This is a 42 U.S.C. § 1983 case referred to the Federal Pro Bono Program for general purpose appointment of counsel to Plaintiff. Plaintiff is currently incarcerated. He brings this action against several officers alleging they violated his Eighth Amendment rights regarding his conditions of confinement during flooding at the detention center. On January 9, 2013, a defective toilet overflowed at the detention center. The overflow spread throughout the module and it was locked down. Plaintiff was part of the clean-up crew, and he and other inmates mopped, swept, scooped, and squeegeed the overflown water down a drain. He claims the water was contaminated with human waste. He was wearing his shower shoes—open-toed sandals—and was denied additional protective equipment. When he asked for more protective equipment, he was told to stop complaining and to get back to work.
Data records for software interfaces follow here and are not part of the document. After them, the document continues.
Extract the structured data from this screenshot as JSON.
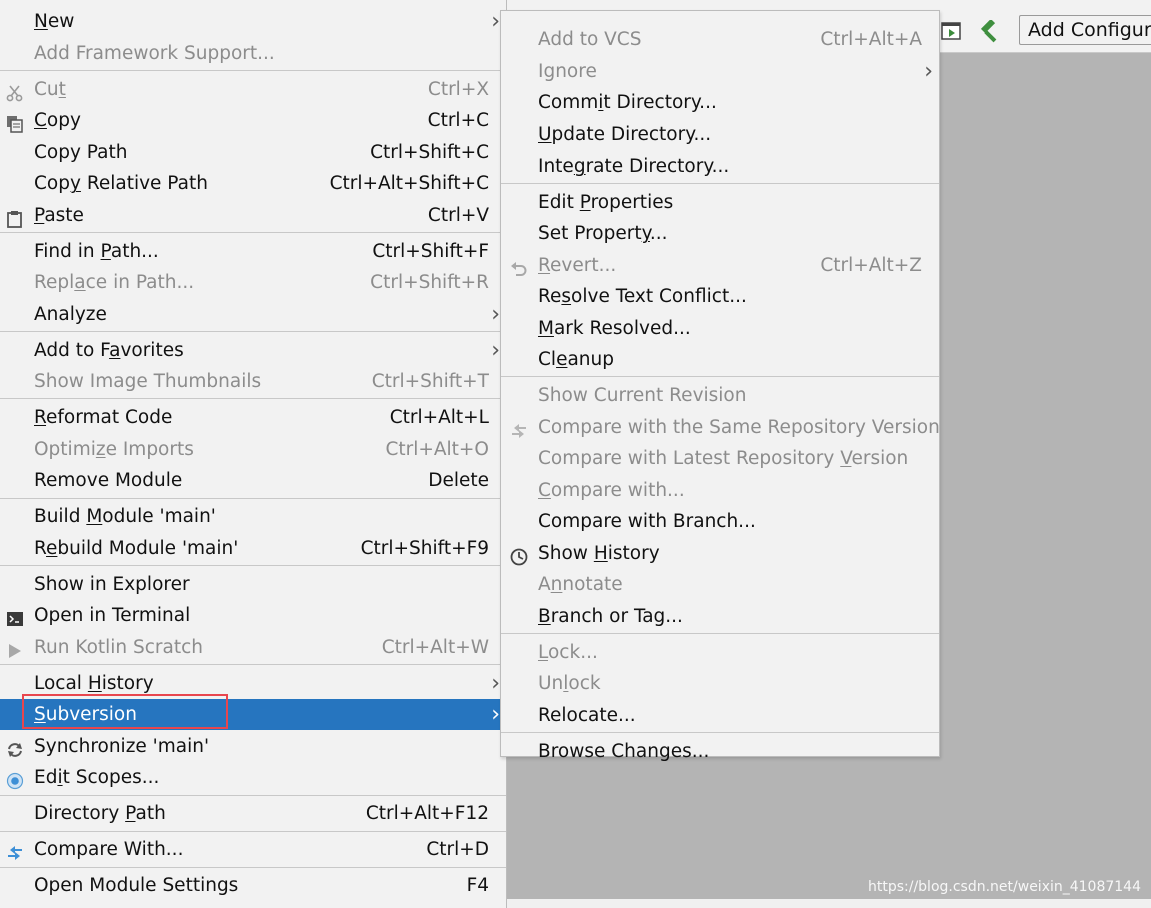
{
  "toolbar": {
    "add_configuration_label": "Add Configura"
  },
  "watermark": "https://blog.csdn.net/weixin_41087144",
  "main_menu": {
    "items": [
      {
        "label": "New",
        "pre": "",
        "ul": "N",
        "post": "ew",
        "shortcut": "",
        "submenu": true,
        "disabled": false
      },
      {
        "label": "Add Framework Support...",
        "pre": "Add Framework Support...",
        "ul": "",
        "post": "",
        "shortcut": "",
        "submenu": false,
        "disabled": true
      },
      {
        "label": "Cut",
        "pre": "Cu",
        "ul": "t",
        "post": "",
        "shortcut": "Ctrl+X",
        "icon": "scissors-icon",
        "disabled": true
      },
      {
        "label": "Copy",
        "pre": "",
        "ul": "C",
        "post": "opy",
        "shortcut": "Ctrl+C",
        "icon": "copy-icon",
        "disabled": false
      },
      {
        "label": "Copy Path",
        "pre": "Copy Path",
        "ul": "",
        "post": "",
        "shortcut": "Ctrl+Shift+C",
        "disabled": false
      },
      {
        "label": "Copy Relative Path",
        "pre": "Cop",
        "ul": "y",
        "post": " Relative Path",
        "shortcut": "Ctrl+Alt+Shift+C",
        "disabled": false
      },
      {
        "label": "Paste",
        "pre": "",
        "ul": "P",
        "post": "aste",
        "shortcut": "Ctrl+V",
        "icon": "paste-icon",
        "disabled": false
      },
      {
        "label": "Find in Path...",
        "pre": "Find in ",
        "ul": "P",
        "post": "ath...",
        "shortcut": "Ctrl+Shift+F",
        "disabled": false
      },
      {
        "label": "Replace in Path...",
        "pre": "Repl",
        "ul": "a",
        "post": "ce in Path...",
        "shortcut": "Ctrl+Shift+R",
        "disabled": true
      },
      {
        "label": "Analyze",
        "pre": "Analyze",
        "ul": "",
        "post": "",
        "shortcut": "",
        "submenu": true,
        "disabled": false
      },
      {
        "label": "Add to Favorites",
        "pre": "Add to F",
        "ul": "a",
        "post": "vorites",
        "shortcut": "",
        "submenu": true,
        "disabled": false
      },
      {
        "label": "Show Image Thumbnails",
        "pre": "Show Image Thumbnails",
        "ul": "",
        "post": "",
        "shortcut": "Ctrl+Shift+T",
        "disabled": true
      },
      {
        "label": "Reformat Code",
        "pre": "",
        "ul": "R",
        "post": "eformat Code",
        "shortcut": "Ctrl+Alt+L",
        "disabled": false
      },
      {
        "label": "Optimize Imports",
        "pre": "Optimi",
        "ul": "z",
        "post": "e Imports",
        "shortcut": "Ctrl+Alt+O",
        "disabled": true
      },
      {
        "label": "Remove Module",
        "pre": "Remove Module",
        "ul": "",
        "post": "",
        "shortcut": "Delete",
        "disabled": false
      },
      {
        "label": "Build Module 'main'",
        "pre": "Build ",
        "ul": "M",
        "post": "odule 'main'",
        "shortcut": "",
        "disabled": false
      },
      {
        "label": "Rebuild Module 'main'",
        "pre": "R",
        "ul": "e",
        "post": "build Module 'main'",
        "shortcut": "Ctrl+Shift+F9",
        "disabled": false
      },
      {
        "label": "Show in Explorer",
        "pre": "Show in Explorer",
        "ul": "",
        "post": "",
        "shortcut": "",
        "disabled": false
      },
      {
        "label": "Open in Terminal",
        "pre": "Open in Terminal",
        "ul": "",
        "post": "",
        "shortcut": "",
        "icon": "terminal-icon",
        "disabled": false
      },
      {
        "label": "Run Kotlin Scratch",
        "pre": "Run Kotlin Scratch",
        "ul": "",
        "post": "",
        "shortcut": "Ctrl+Alt+W",
        "icon": "run-icon",
        "disabled": true
      },
      {
        "label": "Local History",
        "pre": "Local ",
        "ul": "H",
        "post": "istory",
        "shortcut": "",
        "submenu": true,
        "disabled": false
      },
      {
        "label": "Subversion",
        "pre": "",
        "ul": "S",
        "post": "ubversion",
        "shortcut": "",
        "submenu": true,
        "selected": true,
        "disabled": false
      },
      {
        "label": "Synchronize 'main'",
        "pre": "Synchronize 'main'",
        "ul": "",
        "post": "",
        "shortcut": "",
        "icon": "sync-icon",
        "disabled": false
      },
      {
        "label": "Edit Scopes...",
        "pre": "Ed",
        "ul": "i",
        "post": "t Scopes...",
        "shortcut": "",
        "icon": "scope-icon",
        "disabled": false
      },
      {
        "label": "Directory Path",
        "pre": "Directory ",
        "ul": "P",
        "post": "ath",
        "shortcut": "Ctrl+Alt+F12",
        "disabled": false
      },
      {
        "label": "Compare With...",
        "pre": "Compare With...",
        "ul": "",
        "post": "",
        "shortcut": "Ctrl+D",
        "icon": "compare-icon",
        "disabled": false
      },
      {
        "label": "Open Module Settings",
        "pre": "Open Module Settings",
        "ul": "",
        "post": "",
        "shortcut": "F4",
        "disabled": false
      }
    ]
  },
  "sub_menu": {
    "items": [
      {
        "label": "Add to VCS",
        "pre": "Add to VCS",
        "ul": "",
        "post": "",
        "shortcut": "Ctrl+Alt+A",
        "disabled": true
      },
      {
        "label": "Ignore",
        "pre": "Ignore",
        "ul": "",
        "post": "",
        "shortcut": "",
        "submenu": true,
        "disabled": true
      },
      {
        "label": "Commit Directory...",
        "pre": "Comm",
        "ul": "i",
        "post": "t Directory...",
        "shortcut": "",
        "disabled": false
      },
      {
        "label": "Update Directory...",
        "pre": "",
        "ul": "U",
        "post": "pdate Directory...",
        "shortcut": "",
        "disabled": false
      },
      {
        "label": "Integrate Directory...",
        "pre": "Inte",
        "ul": "g",
        "post": "rate Directory...",
        "shortcut": "",
        "disabled": false
      },
      {
        "label": "Edit Properties",
        "pre": "Edit ",
        "ul": "P",
        "post": "roperties",
        "shortcut": "",
        "disabled": false
      },
      {
        "label": "Set Property...",
        "pre": "Set Propert",
        "ul": "y",
        "post": "...",
        "shortcut": "",
        "disabled": false
      },
      {
        "label": "Revert...",
        "pre": "",
        "ul": "R",
        "post": "evert...",
        "shortcut": "Ctrl+Alt+Z",
        "icon": "revert-icon",
        "disabled": true
      },
      {
        "label": "Resolve Text Conflict...",
        "pre": "Re",
        "ul": "s",
        "post": "olve Text Conflict...",
        "shortcut": "",
        "disabled": false
      },
      {
        "label": "Mark Resolved...",
        "pre": "",
        "ul": "M",
        "post": "ark Resolved...",
        "shortcut": "",
        "disabled": false
      },
      {
        "label": "Cleanup",
        "pre": "Cl",
        "ul": "e",
        "post": "anup",
        "shortcut": "",
        "disabled": false
      },
      {
        "label": "Show Current Revision",
        "pre": "Show Current Revision",
        "ul": "",
        "post": "",
        "shortcut": "",
        "disabled": true
      },
      {
        "label": "Compare with the Same Repository Version",
        "pre": "Compare with the Same Repository Version",
        "ul": "",
        "post": "",
        "shortcut": "",
        "icon": "compare-icon",
        "disabled": true
      },
      {
        "label": "Compare with Latest Repository Version",
        "pre": "Compare with Latest Repository ",
        "ul": "V",
        "post": "ersion",
        "shortcut": "",
        "disabled": true
      },
      {
        "label": "Compare with...",
        "pre": "",
        "ul": "C",
        "post": "ompare with...",
        "shortcut": "",
        "disabled": true
      },
      {
        "label": "Compare with Branch...",
        "pre": "Compare with Branch...",
        "ul": "",
        "post": "",
        "shortcut": "",
        "disabled": false
      },
      {
        "label": "Show History",
        "pre": "Show ",
        "ul": "H",
        "post": "istory",
        "shortcut": "",
        "icon": "history-icon",
        "disabled": false
      },
      {
        "label": "Annotate",
        "pre": "A",
        "ul": "n",
        "post": "notate",
        "shortcut": "",
        "disabled": true
      },
      {
        "label": "Branch or Tag...",
        "pre": "",
        "ul": "B",
        "post": "ranch or Tag...",
        "shortcut": "",
        "disabled": false
      },
      {
        "label": "Lock...",
        "pre": "",
        "ul": "L",
        "post": "ock...",
        "shortcut": "",
        "disabled": true
      },
      {
        "label": "Unlock",
        "pre": "Un",
        "ul": "l",
        "post": "ock",
        "shortcut": "",
        "disabled": true
      },
      {
        "label": "Relocate...",
        "pre": "Relocate...",
        "ul": "",
        "post": "",
        "shortcut": "",
        "disabled": false
      },
      {
        "label": "Browse Changes...",
        "pre": "Browse Changes...",
        "ul": "",
        "post": "",
        "shortcut": "",
        "disabled": false
      }
    ]
  },
  "colors": {
    "menu_bg": "#f2f2f2",
    "selection": "#2675bf",
    "disabled_text": "#8c8c8c",
    "highlight_box": "#e8464e",
    "editor_bg": "#b4b4b4"
  }
}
He filed grievances to the module supervisor, who apologized for failing to provide protective equipment and said he would do better in the future. When the same toilet overflowed two weeks later, Plaintiff attests, it was déjà vu all over again. Defendants claim the water was clear and free of any human waste. Plaintiff’s case is post summary judgment. Documents available for review: Amended Complaint, Answer, Screening Order, MSJ, Opposition to MSJ, Reply to MSJ, Referral & Summary Judgment Order
Case Number: 2017-005281
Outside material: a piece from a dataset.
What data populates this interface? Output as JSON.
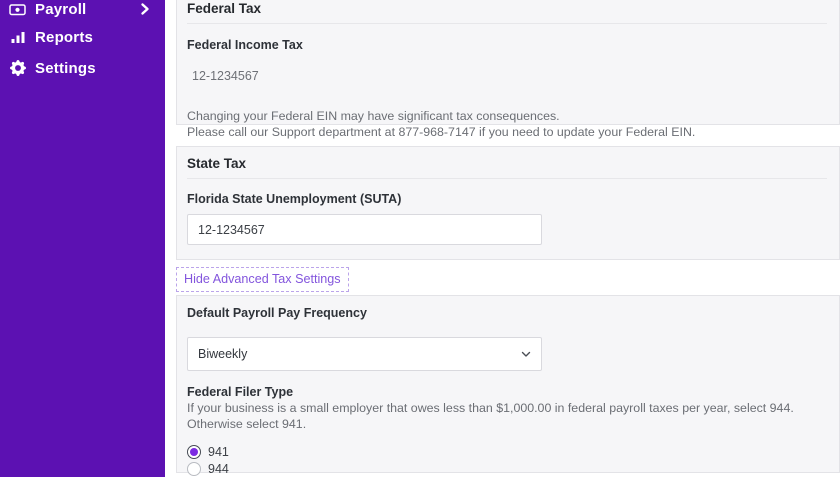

Case Number: 2018-001535
This is a 42 U.S.C. § 1983 civil rights case referred to the Federal Pro Bono Program for the limited purpose of participating in the settlement negotiations. The Plaintiff sustained numerous injuries during transportation to receive medical care on multiple different occasions. Plaintiff is confined to a wheelchair as a result of a series of strokes which have left him paralyzed. A partial list of events include: not being transported in an ADA compliant vehicle; being lifted inappropriately which resulted in various injuries to his groin, arm, head, and neck; and wheelchair not secured during transport. Plaintiff brings these claims pursuant to the ADA and Rehabilitation Act (“RA”), 29 U.S.C. § 794 or Section 5, and asserts that each Defendant discriminated and/or denied Plaintiff the prison service of the ADA transportation vehicle when they transported him to medical appointments. Plaintiff also alleges that he was deprived of services due to each Defendant being improperly trained and/or supervised in the handling and transportation of prisoners with disabilities. In addition to the ADA and RA claim, the Court also interprets the allegations as a claim under the Eighth Amendment for deliberate indifference. The Plaintiff also alleges a violation of the Eighth Amendment cruel and unusual punishment clause which a Defendant failed to provide timely medication attention when Plaintiff was suffering from a stroke, accused Plaintiff is faking a problem to get out of work, and twisting his arm to the point it became dislocated or broken. The Plaintiff also seeks injunctive relief requesting that the prison officials undergo training. Documents available for review: Screening Order, Referral Order, and the Complaint.
Case Number: 2017-001045
This is a 42 U.S.C. § 1983 case referred to the Federal Pro Bono Program for general purpose appointment of counsel to Plaintiff. In the complaint, client sues multiple defendants for events that took place while Plaintiff was incarcerated at High Desert State Prison (“HDSP”) and Ely State Prison (“ESP”). (ECF No. 1-1 at 1). Plaintiff alleges five counts and seeks declaratory relief, injunctive relief, and monetary damages. (Id. at 11, 13-15). The complaint alleges the following: On March 11, 2015, Plaintiff arrived at HDSP intake. (Id. at 3). Plaintiff informed an HDSP caseworker that he was vegan in accord with the spiritual customs of Moorish Science, a religion. (Id. at 4). On March 31, 2015, Warden Bruce Stroud approved Plaintiff for a vegan diet. (Id.) However, he was never given the vegan diet despite many attempts to obtain it. Plaintiff alleges violations of: (a) First Amendment free exercise of religion violations (Count I); (b) Fourteenth Amendment Equal Protection Clause violations (Count II); (c) Eighth Amendment right to be free from cruel and unusual punishment with respect to adequate nutrition (Count III); (d) First Amendment right to petition the government for redress of grievances (Count IV); and (e) RLUIPA violations (Count V). (Id. at 5, 7-8, 10-11). A. Counts I and V (Religion). The court already ordered that given the nature of the claim(s) that the Court has permitted to proceed, this action is stayed for ninety (90) days to allow Plaintiff and Defendant(s) an opportunity to settle their dispute before the $350.00 filing fee is paid, an answer is filed, or the discovery process begins. During this ninety-day stay period, no other pleadings or papers shall be filed in this case, and the parties shall not engage in any discovery. The Court will refer this case to the Court’s Inmate Early Mediation Program.